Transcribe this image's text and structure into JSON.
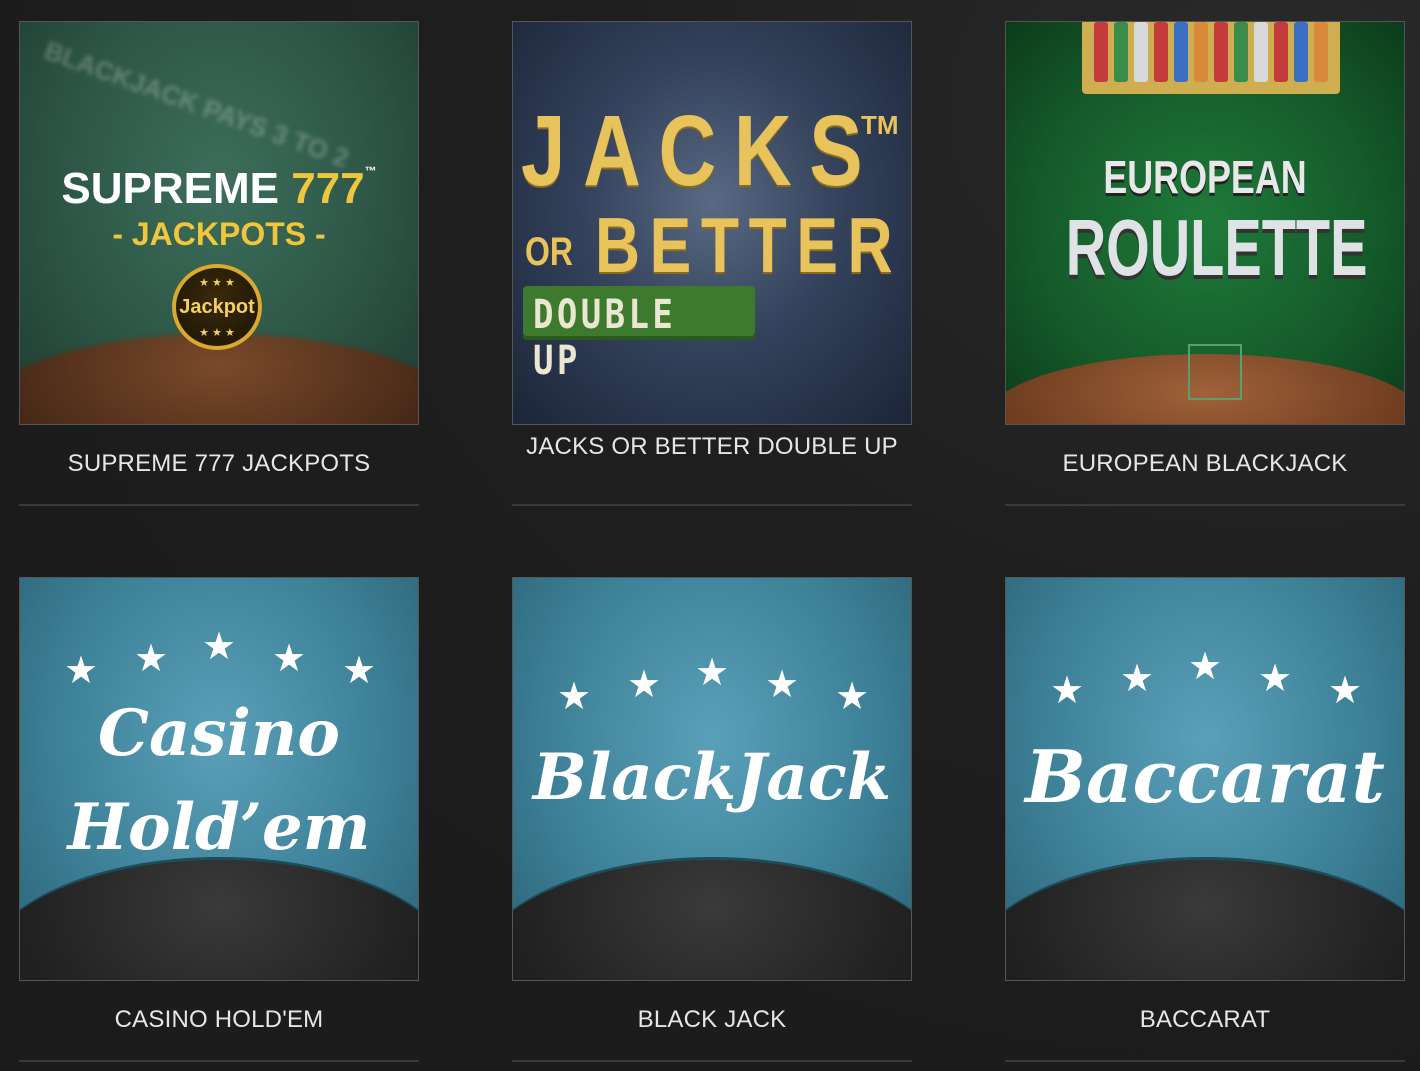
{
  "games": [
    {
      "title": "SUPREME 777 JACKPOTS",
      "art": {
        "line1": "SUPREME",
        "line1_num": "777",
        "tm": "™",
        "line2": "- JACKPOTS -",
        "badge": "Jackpot",
        "badge_stars": "★ ★ ★",
        "bg_text": "BLACKJACK PAYS 3 TO 2"
      }
    },
    {
      "title": "JACKS OR BETTER DOUBLE UP",
      "art": {
        "line1": "JACKS",
        "tm": "TM",
        "or": "OR",
        "line2": "BETTER",
        "line3": "DOUBLE UP"
      }
    },
    {
      "title": "EUROPEAN BLACKJACK",
      "art": {
        "line1": "EUROPEAN",
        "line2": "ROULETTE"
      }
    },
    {
      "title": "CASINO HOLD'EM",
      "art": {
        "line1": "Casino",
        "line2": "Hold’em"
      }
    },
    {
      "title": "BLACK JACK",
      "art": {
        "line1": "BlackJack"
      }
    },
    {
      "title": "BACCARAT",
      "art": {
        "line1": "Baccarat"
      }
    }
  ],
  "colors": {
    "background": "#1e1e1e",
    "title_text": "#e6e6e6",
    "divider": "#3a3a3a",
    "gold": "#f0c63d",
    "teal": "#3e8299"
  }
}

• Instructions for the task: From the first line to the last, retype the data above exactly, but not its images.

• Exercise solution:
Transcribe this image's text and structure into JSON.
{
  "games": [
    {
      "title": "SUPREME 777 JACKPOTS",
      "art": {
        "line1": "SUPREME",
        "line1_num": "777",
        "tm": "™",
        "line2": "- JACKPOTS -",
        "badge": "Jackpot",
        "badge_stars": "★ ★ ★",
        "bg_text": "BLACKJACK PAYS 3 TO 2"
      }
    },
    {
      "title": "JACKS OR BETTER DOUBLE UP",
      "art": {
        "line1": "JACKS",
        "tm": "TM",
        "or": "OR",
        "line2": "BETTER",
        "line3": "DOUBLE UP"
      }
    },
    {
      "title": "EUROPEAN BLACKJACK",
      "art": {
        "line1": "EUROPEAN",
        "line2": "ROULETTE"
      }
    },
    {
      "title": "CASINO HOLD'EM",
      "art": {
        "line1": "Casino",
        "line2": "Hold’em"
      }
    },
    {
      "title": "BLACK JACK",
      "art": {
        "line1": "BlackJack"
      }
    },
    {
      "title": "BACCARAT",
      "art": {
        "line1": "Baccarat"
      }
    }
  ],
  "colors": {
    "background": "#1e1e1e",
    "title_text": "#e6e6e6",
    "divider": "#3a3a3a",
    "gold": "#f0c63d",
    "teal": "#3e8299"
  }
}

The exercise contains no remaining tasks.